“Nonna, did Mom tell you that I have the scrapbooks and Poppy’s oil paintings?”
She nods, holding her gaze on the lake.
“I’d like to hold on to them for a while ... if that’s okay?”
“Yes, honey, of course it is,” she says.
“Mind if I take the paintings and have them matted and reframed? You know, to honor him. I know it’s something he would’ve loved, but never got the chance to do. I’d like to—”
“Of course, sweetie. That’s very thoughtful of you.”
“Okay, Nonna. I’ll bring them right back as soon as possible.” She turns and winks, smiling half-heartedly.
A lonely silence fills the house for the next several hours. Only the soft sounds of clothes being carefully placed into boxes and the tearing of packaging tape can be heard. An uncomfortable, nagging feeling returns to my stomach and I stop what I’m doing to walk about the cottage, imagining the best hiding spots for a secret box.

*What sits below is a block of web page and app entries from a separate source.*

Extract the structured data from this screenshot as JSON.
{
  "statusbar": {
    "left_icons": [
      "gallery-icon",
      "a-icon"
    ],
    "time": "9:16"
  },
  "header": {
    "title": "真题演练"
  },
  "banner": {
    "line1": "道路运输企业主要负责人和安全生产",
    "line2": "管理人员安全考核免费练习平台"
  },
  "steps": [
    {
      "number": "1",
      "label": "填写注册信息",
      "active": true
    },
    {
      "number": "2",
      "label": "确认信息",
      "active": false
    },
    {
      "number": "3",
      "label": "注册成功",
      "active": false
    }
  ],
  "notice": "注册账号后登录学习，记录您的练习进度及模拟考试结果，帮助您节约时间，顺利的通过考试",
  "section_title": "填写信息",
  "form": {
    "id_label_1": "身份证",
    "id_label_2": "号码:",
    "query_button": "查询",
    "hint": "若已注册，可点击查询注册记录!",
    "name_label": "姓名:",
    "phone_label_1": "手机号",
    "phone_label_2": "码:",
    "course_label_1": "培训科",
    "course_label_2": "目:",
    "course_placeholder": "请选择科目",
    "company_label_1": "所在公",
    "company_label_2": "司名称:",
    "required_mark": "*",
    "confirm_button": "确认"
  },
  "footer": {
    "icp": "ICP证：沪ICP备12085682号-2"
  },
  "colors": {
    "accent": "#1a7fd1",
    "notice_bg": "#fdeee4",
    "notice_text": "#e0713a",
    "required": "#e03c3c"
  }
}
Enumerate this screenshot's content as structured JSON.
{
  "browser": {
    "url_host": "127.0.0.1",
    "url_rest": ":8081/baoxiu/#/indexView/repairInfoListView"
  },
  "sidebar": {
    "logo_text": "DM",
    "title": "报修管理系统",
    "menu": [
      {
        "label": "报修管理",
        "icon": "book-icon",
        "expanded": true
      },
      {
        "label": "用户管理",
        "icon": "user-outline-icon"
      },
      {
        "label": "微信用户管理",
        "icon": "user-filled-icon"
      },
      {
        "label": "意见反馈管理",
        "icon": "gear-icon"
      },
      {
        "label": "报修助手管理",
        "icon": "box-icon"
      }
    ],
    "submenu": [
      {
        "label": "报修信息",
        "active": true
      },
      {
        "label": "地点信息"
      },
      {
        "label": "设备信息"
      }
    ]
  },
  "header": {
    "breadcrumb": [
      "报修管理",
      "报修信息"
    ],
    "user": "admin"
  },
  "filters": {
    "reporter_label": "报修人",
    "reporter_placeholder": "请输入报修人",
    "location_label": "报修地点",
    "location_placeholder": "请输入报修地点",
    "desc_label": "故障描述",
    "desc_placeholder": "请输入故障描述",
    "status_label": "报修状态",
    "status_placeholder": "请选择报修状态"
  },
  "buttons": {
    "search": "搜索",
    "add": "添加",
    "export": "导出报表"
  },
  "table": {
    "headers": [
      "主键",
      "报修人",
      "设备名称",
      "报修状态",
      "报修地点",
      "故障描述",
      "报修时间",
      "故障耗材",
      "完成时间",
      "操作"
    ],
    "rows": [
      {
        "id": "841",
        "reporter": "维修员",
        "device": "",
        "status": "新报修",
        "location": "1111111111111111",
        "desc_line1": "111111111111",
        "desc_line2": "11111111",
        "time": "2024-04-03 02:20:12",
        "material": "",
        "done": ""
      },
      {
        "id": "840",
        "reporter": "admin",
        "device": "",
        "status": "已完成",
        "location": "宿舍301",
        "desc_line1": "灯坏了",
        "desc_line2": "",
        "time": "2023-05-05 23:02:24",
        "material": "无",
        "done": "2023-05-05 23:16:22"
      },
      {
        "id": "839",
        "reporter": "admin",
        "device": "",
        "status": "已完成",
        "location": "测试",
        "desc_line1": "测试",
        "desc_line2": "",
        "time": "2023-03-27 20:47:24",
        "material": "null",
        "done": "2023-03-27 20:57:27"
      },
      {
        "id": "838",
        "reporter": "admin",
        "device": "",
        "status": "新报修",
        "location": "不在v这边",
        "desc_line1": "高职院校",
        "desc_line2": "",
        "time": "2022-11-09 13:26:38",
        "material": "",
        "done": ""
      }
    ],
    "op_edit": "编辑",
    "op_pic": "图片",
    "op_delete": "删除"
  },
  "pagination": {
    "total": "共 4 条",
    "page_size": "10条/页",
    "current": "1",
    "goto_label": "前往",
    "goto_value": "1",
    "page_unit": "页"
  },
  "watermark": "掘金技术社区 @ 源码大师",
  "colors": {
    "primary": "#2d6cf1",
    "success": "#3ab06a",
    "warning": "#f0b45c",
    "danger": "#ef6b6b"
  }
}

As I’m about to leave, Nonna asks me if I’d like to take another box of scrapbooks she’d found in Poppy’s study. I hadn’t remembered seeing them before and happily agree. She shows me to the study and motions to an uncovered box on the floor next to Poppy’s desk. It’s tightly packed with old photo albums, and I can tell by its bulging edges that it’s heavy. I squat close to the floor and hoist it to my thighs, and then one more big lift at my waist. The musty smell emanating from the box makes me cough and sneeze. I slightly bend to kiss Nonna’s cold little forehead and tell her I love her before heading to my car.